### Activity:
Nothing but the text should be carried over: reproduce all the data exactly and leave out every image.

### Exercise material:
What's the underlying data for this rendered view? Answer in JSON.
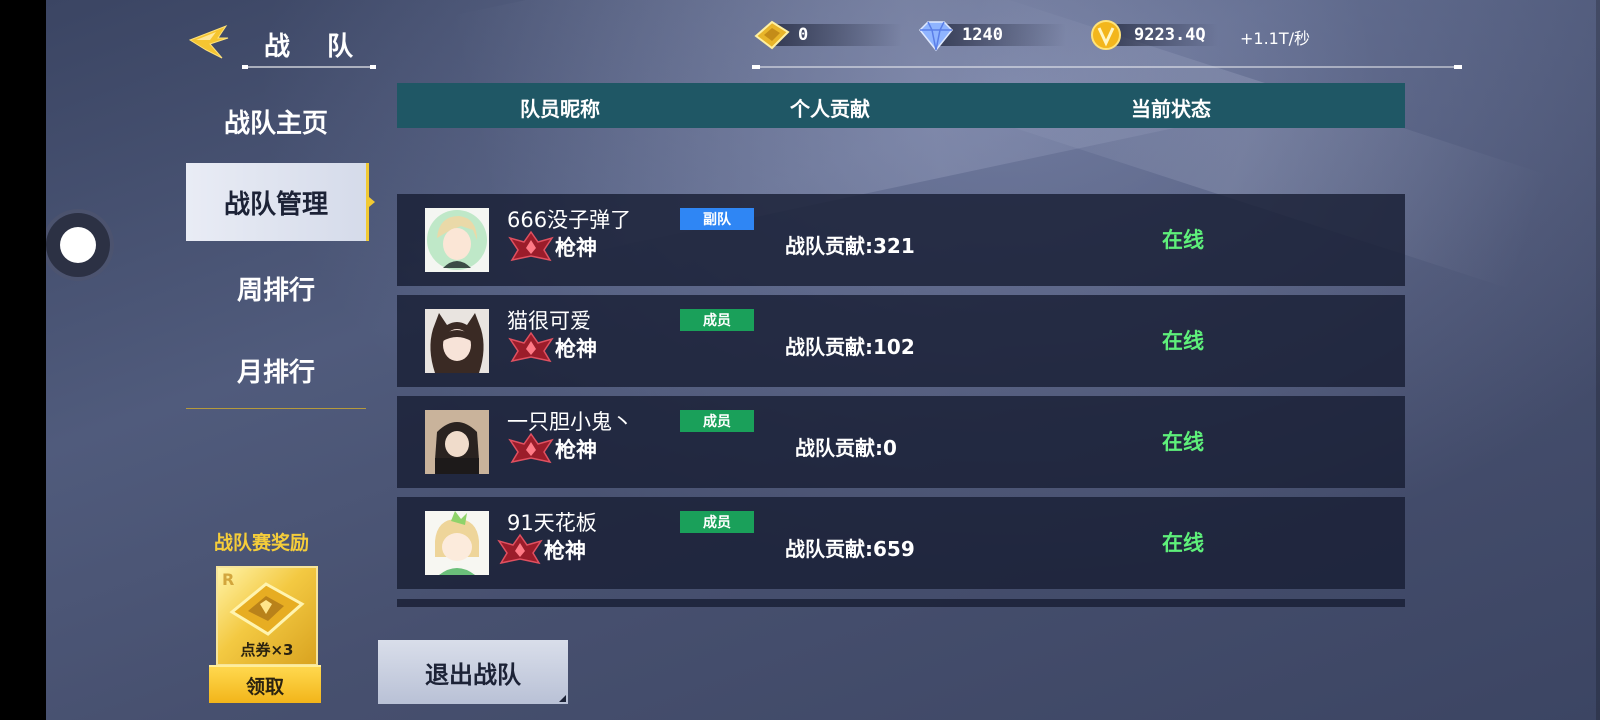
{
  "header": {
    "title": "战 队",
    "resources": [
      {
        "name": "coupon",
        "value": "0"
      },
      {
        "name": "diamond",
        "value": "1240"
      },
      {
        "name": "coin",
        "value": "9223.4Q"
      }
    ],
    "rate": "+1.1T/秒"
  },
  "sidebar": {
    "items": [
      {
        "label": "战队主页",
        "active": false
      },
      {
        "label": "战队管理",
        "active": true
      },
      {
        "label": "周排行",
        "active": false
      },
      {
        "label": "月排行",
        "active": false
      }
    ]
  },
  "reward": {
    "title": "战队赛奖励",
    "card_grade": "R",
    "item_label": "点券×3",
    "claim_label": "领取"
  },
  "table": {
    "headers": [
      "队员昵称",
      "个人贡献",
      "当前状态"
    ],
    "rows": [
      {
        "nickname": "666没子弹了",
        "rank": "枪神",
        "role": "副队",
        "contribution": "战队贡献:321",
        "status": "在线"
      },
      {
        "nickname": "猫很可爱",
        "rank": "枪神",
        "role": "成员",
        "contribution": "战队贡献:102",
        "status": "在线"
      },
      {
        "nickname": "一只胆小鬼丶",
        "rank": "枪神",
        "role": "成员",
        "contribution": "战队贡献:0",
        "status": "在线"
      },
      {
        "nickname": "91天花板",
        "rank": "枪神",
        "role": "成员",
        "contribution": "战队贡献:659",
        "status": "在线"
      }
    ]
  },
  "footer": {
    "exit_label": "退出战队"
  },
  "colors": {
    "accent_gold": "#f5cd3a",
    "online_green": "#5ef07a",
    "vice_badge": "#2f86f4",
    "member_badge": "#1aa05a",
    "header_bar": "#1f5765"
  },
  "icons": [
    "back-arrow-icon",
    "coupon-icon",
    "diamond-icon",
    "coin-icon",
    "rank-emblem-icon"
  ]
}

### Answer for this exercise:
What's the underlying data for this rendered view? Answer in JSON.
{
  "header": {
    "title": "战 队",
    "resources": [
      {
        "name": "coupon",
        "value": "0"
      },
      {
        "name": "diamond",
        "value": "1240"
      },
      {
        "name": "coin",
        "value": "9223.4Q"
      }
    ],
    "rate": "+1.1T/秒"
  },
  "sidebar": {
    "items": [
      {
        "label": "战队主页",
        "active": false
      },
      {
        "label": "战队管理",
        "active": true
      },
      {
        "label": "周排行",
        "active": false
      },
      {
        "label": "月排行",
        "active": false
      }
    ]
  },
  "reward": {
    "title": "战队赛奖励",
    "card_grade": "R",
    "item_label": "点券×3",
    "claim_label": "领取"
  },
  "table": {
    "headers": [
      "队员昵称",
      "个人贡献",
      "当前状态"
    ],
    "rows": [
      {
        "nickname": "666没子弹了",
        "rank": "枪神",
        "role": "副队",
        "contribution": "战队贡献:321",
        "status": "在线"
      },
      {
        "nickname": "猫很可爱",
        "rank": "枪神",
        "role": "成员",
        "contribution": "战队贡献:102",
        "status": "在线"
      },
      {
        "nickname": "一只胆小鬼丶",
        "rank": "枪神",
        "role": "成员",
        "contribution": "战队贡献:0",
        "status": "在线"
      },
      {
        "nickname": "91天花板",
        "rank": "枪神",
        "role": "成员",
        "contribution": "战队贡献:659",
        "status": "在线"
      }
    ]
  },
  "footer": {
    "exit_label": "退出战队"
  },
  "colors": {
    "accent_gold": "#f5cd3a",
    "online_green": "#5ef07a",
    "vice_badge": "#2f86f4",
    "member_badge": "#1aa05a",
    "header_bar": "#1f5765"
  },
  "icons": [
    "back-arrow-icon",
    "coupon-icon",
    "diamond-icon",
    "coin-icon",
    "rank-emblem-icon"
  ]
}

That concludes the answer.